When the economy tanked about 10 years ago, I filled this space by writing about the misery index. With today’s economy seemingly getting stronger, I thought I’d revisit the index to see if our misery has lessened.
At the end of 2008, the index stood at 7.4 percent. One year later, as unemployment soared as the economy crashed, it was 12.6 percent.
At the end of 2017, it was 6.2 percent and as of the end of June this year, it is 6.8 percent. Higher numbers indicate that average citizens are feeling more economic pain than when the number is lower.
The misery index, created by economist Arthur Okun during the Lyndon Johnson administration in the 1960s, helps determine how the average citizen is doing economically, and it is calculated by simply adding the annual inflation rate to the seasonally adjusted unemployment rate.
Since both high unemployment and high inflation are major factors to the average wage earner, it’s a quick metric to gauge the health of the economy because as inflation rises the cost of living increases and as unemployment rises more people cross the economic line into poverty.
The misery index exceeded 20 percent during the Great Depression because the unemployment rate was so high, topping out at 24.9 percent in 1933.
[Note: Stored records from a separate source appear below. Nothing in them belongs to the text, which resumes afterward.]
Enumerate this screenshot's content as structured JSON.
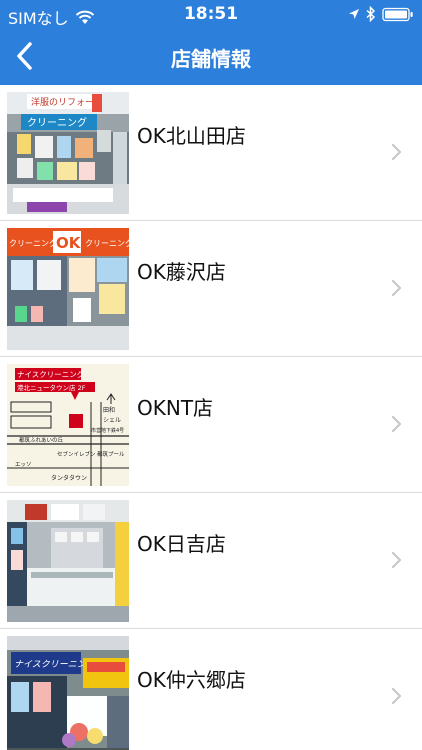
{
  "status_bar": {
    "carrier": "SIMなし",
    "time": "18:51"
  },
  "nav": {
    "title": "店舗情報",
    "back_icon": "chevron-left-icon"
  },
  "stores": [
    {
      "name": "OK北山田店",
      "thumb_text": [
        "洋服のリフォーム",
        "クリーニング"
      ]
    },
    {
      "name": "OK藤沢店",
      "thumb_text": [
        "クリーニング",
        "OK",
        "クリーニング"
      ]
    },
    {
      "name": "OKNT店",
      "thumb_text": [
        "ナイスクリーニング",
        "港北ニュータウン店 2F",
        "田和",
        "シェル",
        "市営地下鉄4号",
        "都筑ふれあいの丘",
        "セブンイレブン",
        "都筑プール",
        "エッソ",
        "タンタタウン"
      ]
    },
    {
      "name": "OK日吉店",
      "thumb_text": []
    },
    {
      "name": "OK仲六郷店",
      "thumb_text": [
        "ナイスクリーニング"
      ]
    }
  ],
  "colors": {
    "header_bg": "#2d7fdc",
    "divider": "#dcdcdc",
    "chevron": "#c7c7cc"
  }
}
In 1946, the misery index exceeded 20 percent because inflation was 18.1 percent.
It almost reached 20 percent in 1979 and 1980 as inflation topped 12 percent each year and unemployment was in the 6- and 7-percent range.
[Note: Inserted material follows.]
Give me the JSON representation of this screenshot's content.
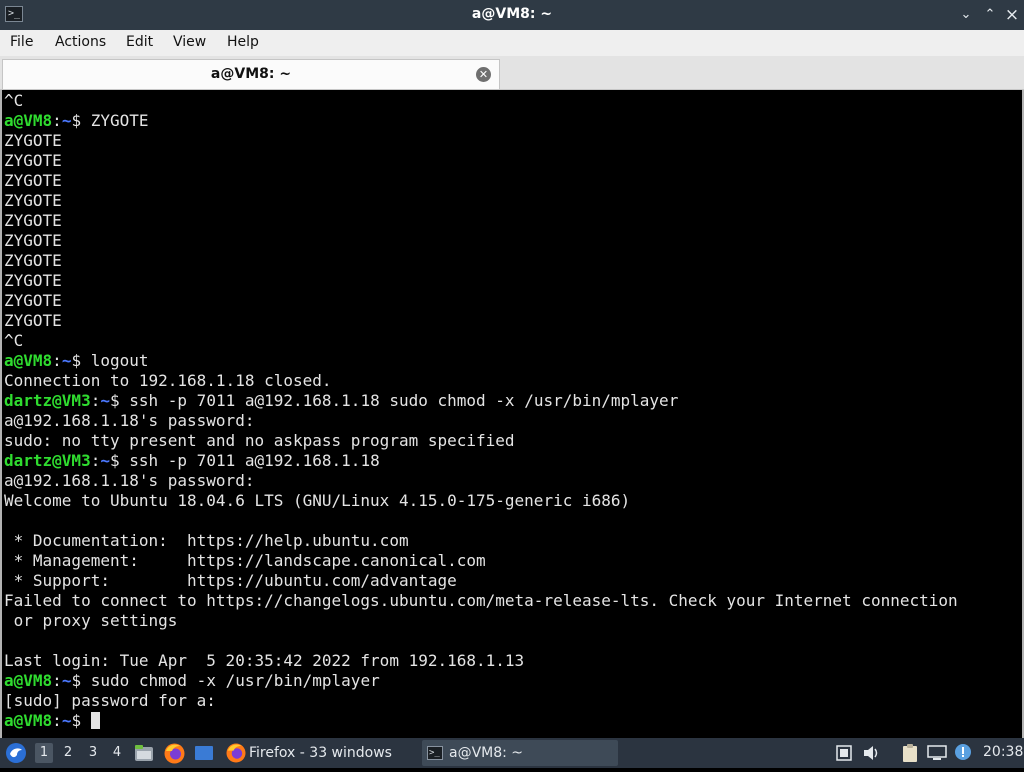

The unemployment rate measures the misery of people being laid off and having difficulty finding jobs. High unemployment prevents people from making a living wage.
Inflation is the rising price of goods and services over time. Inflation impacts your life by reducing your purchasing power. It's a measurement of misery because it increases the cost of living. Over time, it reduces your standard of living.
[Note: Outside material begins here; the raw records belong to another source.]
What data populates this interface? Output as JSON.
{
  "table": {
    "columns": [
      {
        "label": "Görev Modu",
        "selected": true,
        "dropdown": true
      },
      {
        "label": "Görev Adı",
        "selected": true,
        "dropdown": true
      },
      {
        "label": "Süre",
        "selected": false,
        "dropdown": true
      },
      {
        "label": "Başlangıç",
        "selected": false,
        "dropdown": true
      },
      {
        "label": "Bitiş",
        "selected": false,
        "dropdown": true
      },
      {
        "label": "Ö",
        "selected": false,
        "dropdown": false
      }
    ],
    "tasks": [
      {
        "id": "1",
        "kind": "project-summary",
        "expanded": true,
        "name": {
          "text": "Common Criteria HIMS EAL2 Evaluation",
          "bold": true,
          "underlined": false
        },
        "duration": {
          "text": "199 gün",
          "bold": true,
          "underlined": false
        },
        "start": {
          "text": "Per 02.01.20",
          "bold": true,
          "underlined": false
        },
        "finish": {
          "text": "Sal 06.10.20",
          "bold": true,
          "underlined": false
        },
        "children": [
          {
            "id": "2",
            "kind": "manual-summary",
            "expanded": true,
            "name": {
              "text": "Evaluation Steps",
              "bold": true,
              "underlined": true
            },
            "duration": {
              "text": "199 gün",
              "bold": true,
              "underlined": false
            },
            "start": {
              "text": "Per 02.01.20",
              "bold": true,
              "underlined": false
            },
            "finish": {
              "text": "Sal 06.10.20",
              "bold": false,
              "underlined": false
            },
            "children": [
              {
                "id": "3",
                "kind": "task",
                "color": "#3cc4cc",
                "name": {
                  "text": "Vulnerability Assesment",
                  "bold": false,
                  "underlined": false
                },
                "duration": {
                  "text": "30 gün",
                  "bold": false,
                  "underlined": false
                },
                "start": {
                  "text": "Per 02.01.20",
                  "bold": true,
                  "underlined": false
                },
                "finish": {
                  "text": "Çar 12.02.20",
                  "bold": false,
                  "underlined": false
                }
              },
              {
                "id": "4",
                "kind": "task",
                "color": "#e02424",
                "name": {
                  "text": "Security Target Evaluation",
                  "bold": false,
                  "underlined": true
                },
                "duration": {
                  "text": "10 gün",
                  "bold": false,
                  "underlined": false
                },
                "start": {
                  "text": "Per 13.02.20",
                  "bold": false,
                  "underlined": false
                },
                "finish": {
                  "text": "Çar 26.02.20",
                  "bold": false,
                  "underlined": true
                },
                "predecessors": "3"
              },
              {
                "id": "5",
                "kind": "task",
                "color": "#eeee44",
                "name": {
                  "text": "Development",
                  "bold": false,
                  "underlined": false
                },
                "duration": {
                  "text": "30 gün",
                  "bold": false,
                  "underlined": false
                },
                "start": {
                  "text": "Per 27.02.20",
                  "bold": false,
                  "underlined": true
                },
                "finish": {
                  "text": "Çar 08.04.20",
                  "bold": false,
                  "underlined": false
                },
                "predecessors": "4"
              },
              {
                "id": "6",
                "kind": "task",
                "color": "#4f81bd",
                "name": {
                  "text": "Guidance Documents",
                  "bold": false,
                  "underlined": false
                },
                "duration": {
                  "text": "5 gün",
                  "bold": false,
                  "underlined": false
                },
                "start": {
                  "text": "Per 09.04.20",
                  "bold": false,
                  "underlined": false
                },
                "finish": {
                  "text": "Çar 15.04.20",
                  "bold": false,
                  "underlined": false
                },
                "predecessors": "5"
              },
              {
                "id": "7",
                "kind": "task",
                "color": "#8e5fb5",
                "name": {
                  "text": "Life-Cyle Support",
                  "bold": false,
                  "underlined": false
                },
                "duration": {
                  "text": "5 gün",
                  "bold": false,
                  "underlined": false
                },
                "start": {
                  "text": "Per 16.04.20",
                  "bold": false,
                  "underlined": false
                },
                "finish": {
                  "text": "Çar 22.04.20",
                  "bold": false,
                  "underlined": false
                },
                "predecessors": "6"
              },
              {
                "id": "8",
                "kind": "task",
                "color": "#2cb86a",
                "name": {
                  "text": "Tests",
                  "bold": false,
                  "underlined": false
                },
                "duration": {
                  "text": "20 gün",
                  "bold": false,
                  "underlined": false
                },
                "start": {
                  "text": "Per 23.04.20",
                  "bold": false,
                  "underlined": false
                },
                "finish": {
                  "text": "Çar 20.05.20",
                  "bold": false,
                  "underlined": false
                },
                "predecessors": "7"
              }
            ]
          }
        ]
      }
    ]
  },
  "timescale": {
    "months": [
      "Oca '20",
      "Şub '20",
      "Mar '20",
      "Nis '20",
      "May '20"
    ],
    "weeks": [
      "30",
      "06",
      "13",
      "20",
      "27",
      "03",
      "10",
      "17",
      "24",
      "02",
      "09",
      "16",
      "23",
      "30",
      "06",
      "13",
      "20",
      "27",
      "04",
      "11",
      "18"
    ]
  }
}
President Reagan once said, “Inflation is as violent as a mugger, as frightening as an armed robber, and as deadly as a hitman.”
According to the phases of the business cycle, unemployment signals a contraction. Inflation signals that the expansion phase is creating a bubble.
The misery index should reveal when the economy is either running too slow or too fast. Kimberly Amadeo, a U.S. economy analyst and president of WorldMoneyWatch.com says that a healthy economy will produce a misery index of between 6-7 percent. The ideal rate of growth is 2-3 percent. To achieve that, employers need to find good workers. They need to see a natural rate of unemployment from 4-5 percent.
When the rate is lower than that, companies can't find enough good workers to maximize production.With the unemployment rate hovering around 4 percent most of the year, we are seeing the problem of finding workers come into play.
As a result, Amadeo says, growth is likely to slow. A healthy economy also requires some inflation. The Federal Reserve aims for a target inflation rate of 2 percent year-over-year.
According to Amadeo, a misery index between 6-7 percent signals a Goldilockseconomy (as in Goldilocks and the Three Bears), with healthy levels of inflation and unemployment.
A Goldilocks economy, she says, is when growth isn't too hot, causing inflation, nor too cold, creating a recession. It has an ideal growth rate of between 2-3 percent, as measured by GDP growth. It also has moderately rising prices, as measured by the core inflation rate.
The Federal Reserve has set this target inflation at 2 percent. At the end of 2017, we had an inflation rate of 2.1 percent and unemployment stood at 4.1 percent for a misery index of 6.2 percent, which put the economy solidly in the Goldilocks range.
At the end of June, unemployment was at 4 percent and inflation had risen to 2.87 percent, still putting the economy in Goldilocks territory, but nearing it’s outer edge.
So, what all that means, I’m not sure. Based on my decades-old perspective from when gas cost less than $1 a gallon and ground chuck cost less than $1 a pound, the cost of living has risen considerably and the economic pain from the high cost of everything surely has been felt by everyone. Paychecks, of course, are larger today than they were then, but I’m not sure it all evens out.
The good news, though, is that the misery index is much better than the last time I looked, which means we must all be happier today than we were 10 years ago.